• Material for this task:
....................

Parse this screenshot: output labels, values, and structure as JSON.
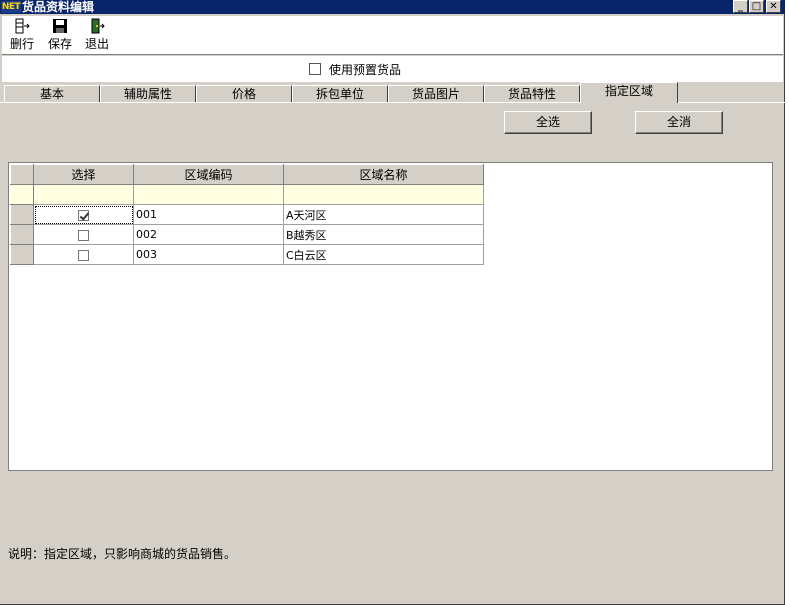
{
  "window": {
    "logo": "NET",
    "title": "货品资料编辑",
    "controls": {
      "minimize": "_",
      "maximize": "□",
      "close": "✕"
    }
  },
  "toolbar": {
    "delete_row": "删行",
    "save": "保存",
    "exit": "退出"
  },
  "preset": {
    "label": "使用预置货品",
    "checked": false
  },
  "tabs": [
    {
      "label": "基本",
      "active": false
    },
    {
      "label": "辅助属性",
      "active": false
    },
    {
      "label": "价格",
      "active": false
    },
    {
      "label": "拆包单位",
      "active": false
    },
    {
      "label": "货品图片",
      "active": false
    },
    {
      "label": "货品特性",
      "active": false
    },
    {
      "label": "指定区域",
      "active": true
    }
  ],
  "actions": {
    "select_all": "全选",
    "deselect_all": "全消"
  },
  "grid": {
    "headers": [
      "选择",
      "区域编码",
      "区域名称"
    ],
    "rows": [
      {
        "checked": true,
        "code": "001",
        "name": "A天河区"
      },
      {
        "checked": false,
        "code": "002",
        "name": "B越秀区"
      },
      {
        "checked": false,
        "code": "003",
        "name": "C白云区"
      }
    ]
  },
  "note": "说明：指定区域，只影响商城的货品销售。"
}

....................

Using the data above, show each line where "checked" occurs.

    "checked": false
        "checked": true,
        "checked": false,
        "checked": false,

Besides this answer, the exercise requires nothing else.